"I thought it would get me high," Ben said, his voice distorted, squeaky, the last word nearly disappearing into the helium's upper registers, a noise only dogs could hear. I almost asked for clarification, but then I heard it. Oh, high.
"It won't," I said, though that was by now clear to us both. I turned and left the storage room. Ben didn't stop me.
I didn't leave the balloon counter, because I didn’t want to desert my post. Ben remained in the storage room. I thought about the man who had dropped off the tank. Was he still working, just delivering different shit? Or had he been a helium transportation expert, gases only, his parent company belly-up as the remaining helium disappeared toward the Milky Way? Would I feel the same way in the back, sorting featureless boxes into stacks of other featureless boxes?
Months later, after the balloon counter was broken down for more shelving and we’d been reassigned to the back warehouse, I heard that Ben hit WHIM. We weren’t really talking much anymore, because the back warehouse didn’t allow for chitchat. He slapped the thing’s hull with an open palm. A sign of frustration more than anything else, and didn’t everyone smack electronics when they didn’t work as they should? WHIM’s touchscreen, where we clocked in and communicated when we were done with a given task, turned a solid red and emitted an alarm like a broken-into car. One of the security dudes, normally reserved for petty shoplifters, came running. Ben was fired, and after that we all had to complete a workplace violence module on WHIM’s screen.
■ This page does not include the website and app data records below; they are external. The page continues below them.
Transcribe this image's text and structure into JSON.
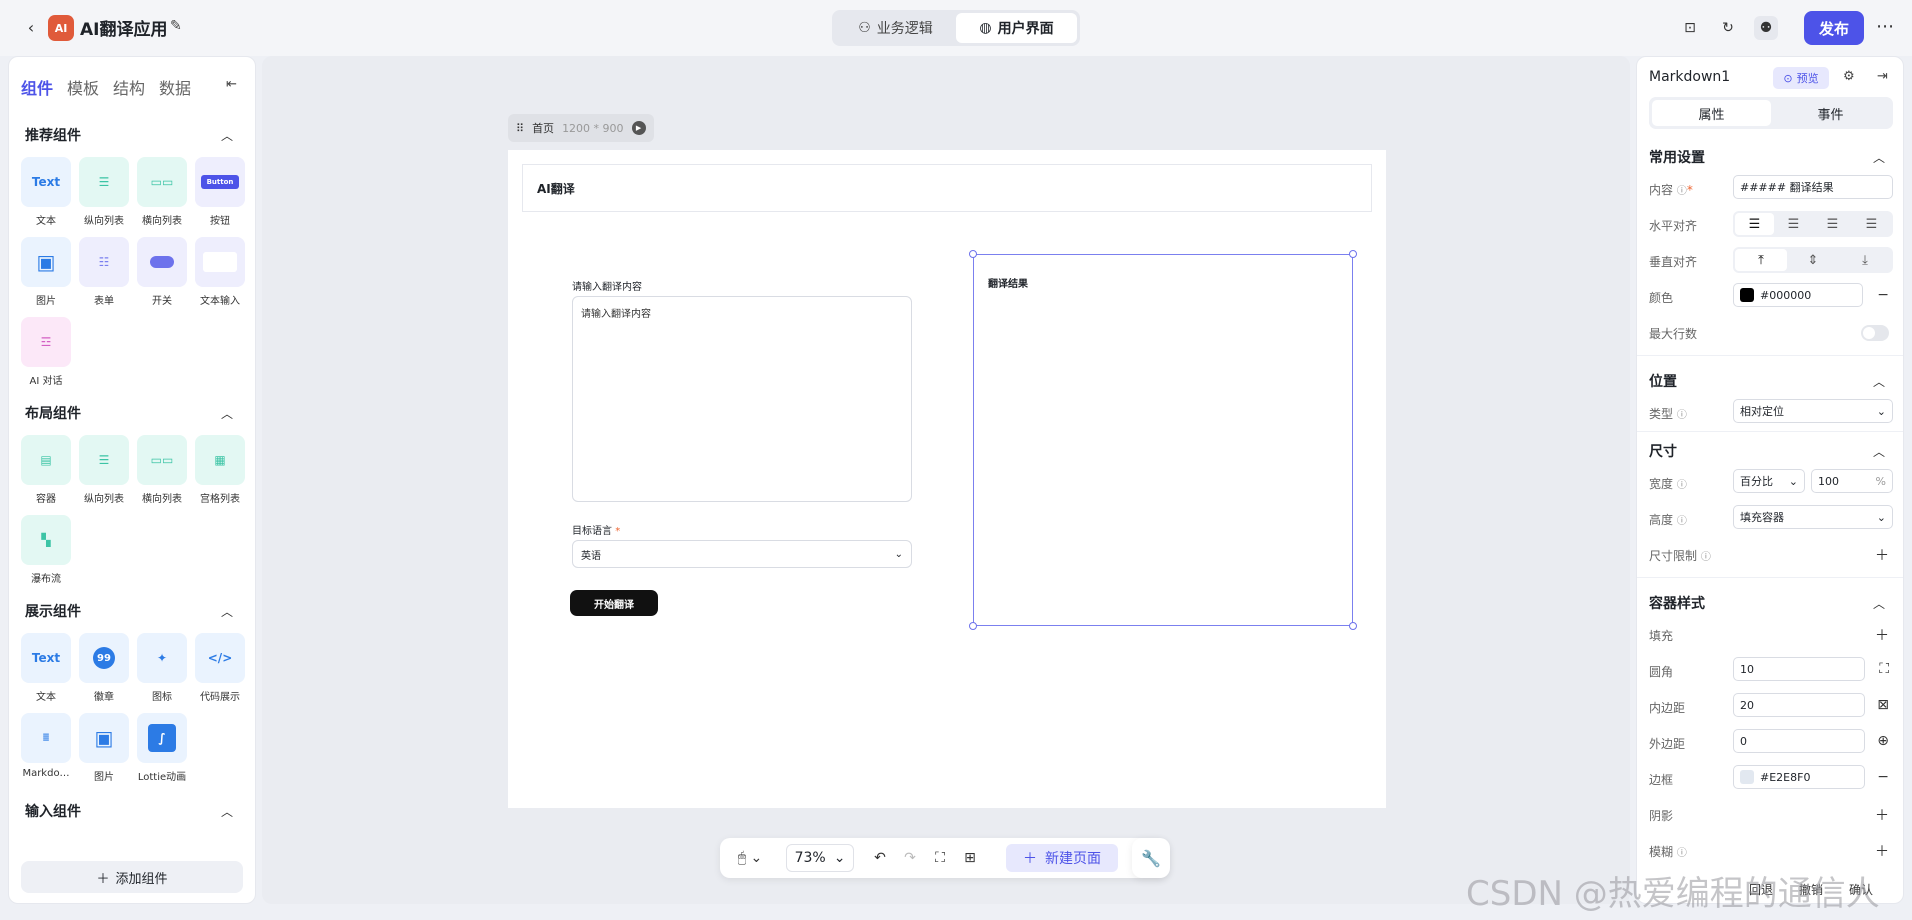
{
  "header": {
    "app_title": "AI翻译应用",
    "modes": [
      "业务逻辑",
      "用户界面"
    ],
    "active_mode": "用户界面",
    "publish_label": "发布"
  },
  "left_panel": {
    "tabs": [
      "组件",
      "模板",
      "结构",
      "数据"
    ],
    "sections": [
      {
        "title": "推荐组件",
        "items": [
          "文本",
          "纵向列表",
          "横向列表",
          "按钮",
          "图片",
          "表单",
          "开关",
          "文本输入",
          "AI 对话"
        ]
      },
      {
        "title": "布局组件",
        "items": [
          "容器",
          "纵向列表",
          "横向列表",
          "宫格列表",
          "瀑布流"
        ]
      },
      {
        "title": "展示组件",
        "items": [
          "文本",
          "徽章",
          "图标",
          "代码展示",
          "Markdo…",
          "图片",
          "Lottie动画"
        ]
      },
      {
        "title": "输入组件",
        "items": []
      }
    ],
    "tile_text": {
      "text_icon": "Text",
      "badge_count": "99",
      "button_icon": "Button"
    },
    "add_component": "添加组件"
  },
  "canvas": {
    "page_name": "首页",
    "page_size": "1200 * 900",
    "page": {
      "header_title": "AI翻译",
      "input_label": "请输入翻译内容",
      "input_placeholder": "请输入翻译内容",
      "target_label": "目标语言",
      "target_value": "英语",
      "button_label": "开始翻译",
      "result_title": "翻译结果"
    }
  },
  "bottom_toolbar": {
    "zoom": "73%",
    "new_page": "新建页面"
  },
  "right_panel": {
    "component_name": "Markdown1",
    "preview_label": "预览",
    "tabs": [
      "属性",
      "事件"
    ],
    "active_tab": "属性",
    "common": {
      "title": "常用设置",
      "content_label": "内容",
      "content_value": "##### 翻译结果",
      "h_align_label": "水平对齐",
      "v_align_label": "垂直对齐",
      "color_label": "颜色",
      "color_value": "#000000",
      "max_lines_label": "最大行数"
    },
    "position": {
      "title": "位置",
      "type_label": "类型",
      "type_value": "相对定位"
    },
    "size": {
      "title": "尺寸",
      "width_label": "宽度",
      "width_mode": "百分比",
      "width_value": "100",
      "width_unit": "%",
      "height_label": "高度",
      "height_value": "填充容器",
      "limit_label": "尺寸限制"
    },
    "container_style": {
      "title": "容器样式",
      "fill_label": "填充",
      "radius_label": "圆角",
      "radius_value": "10",
      "padding_label": "内边距",
      "padding_value": "20",
      "margin_label": "外边距",
      "margin_value": "0",
      "border_label": "边框",
      "border_value": "#E2E8F0",
      "shadow_label": "阴影",
      "blur_label": "模糊"
    },
    "footer": [
      "回退",
      "撤销",
      "确认"
    ]
  },
  "watermark": "CSDN @热爱编程的通信人",
  "colors": {
    "accent": "#4d53e8",
    "selection": "#7b80ef",
    "button_dark": "#111111"
  }
}
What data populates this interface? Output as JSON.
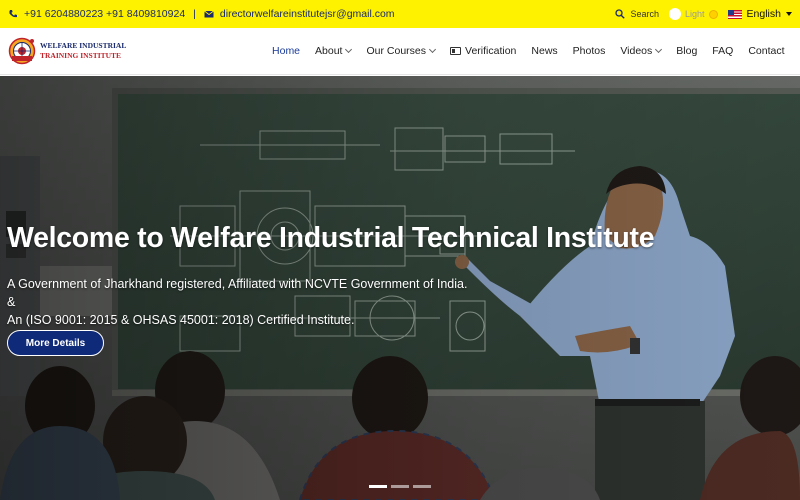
{
  "topbar": {
    "phones": "+91 6204880223 +91 8409810924",
    "separator": "|",
    "email": "directorwelfareinstitutejsr@gmail.com",
    "search_label": "Search",
    "theme_label": "Light",
    "language": "English",
    "bg_color": "#fff200"
  },
  "logo": {
    "line1": "WELFARE INDUSTRIAL",
    "line2": "TRAINING INSTITUTE"
  },
  "nav": {
    "items": [
      {
        "label": "Home",
        "active": true
      },
      {
        "label": "About",
        "dropdown": true
      },
      {
        "label": "Our Courses",
        "dropdown": true
      },
      {
        "label": "Verification",
        "icon": "id-card-icon"
      },
      {
        "label": "News"
      },
      {
        "label": "Photos"
      },
      {
        "label": "Videos",
        "dropdown": true
      },
      {
        "label": "Blog"
      },
      {
        "label": "FAQ"
      },
      {
        "label": "Contact"
      }
    ]
  },
  "hero": {
    "title": "Welcome to Welfare Industrial Technical Institute",
    "subtitle_line1": "A Government of Jharkhand registered, Affiliated with NCVTE Government of India. &",
    "subtitle_line2": "An (ISO 9001: 2015 & OHSAS 45001: 2018) Certified Institute.",
    "button_label": "More Details",
    "button_color": "#102a7a",
    "slides": 3,
    "active_slide": 1
  }
}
I wouldn’t hit WHIM, and I didn’t hit Ben that day when he finally came out of the storage room, less sheepish than I expected, his voice returned to its normal register. I sometimes wished I was violent. When the end of the world came, I was fairly sure I wouldn’t have the stuff.
Ben had left the tank behind, post-huffing, so I went and got it, cantilevering it in front of me, one end of the cylinder and then the other, until I’d cleared the room. It felt no different, no lighter, no heavier. I thought about asking Ben how much he’d sucked out, how long he’d tried to get high off a gas with absolutely no psychotropic effects whatsoever, but I didn’t. He wouldn’t know.
From under the counter, I selected the balloon I knew I wanted, from the last column, the bottom row, the cubby dustier than all the others. The condolences balloon was a rich navy, “Sorry for Your Loss” embossed in foiled gold. I held its tab open to the mouth of the tank. The balloon began to fill with gas, but slowly, half-heartedly, like the tank was breathing its very last breath, just for me.
TAYLOR CLARKE is a recent graduate of the MFA in Fiction at Brooklyn College. Her fiction has appeared or is forthcoming in Shenandoah, Okay Donkey, and elsewhere. You can find her on Twitter @taylormclarke.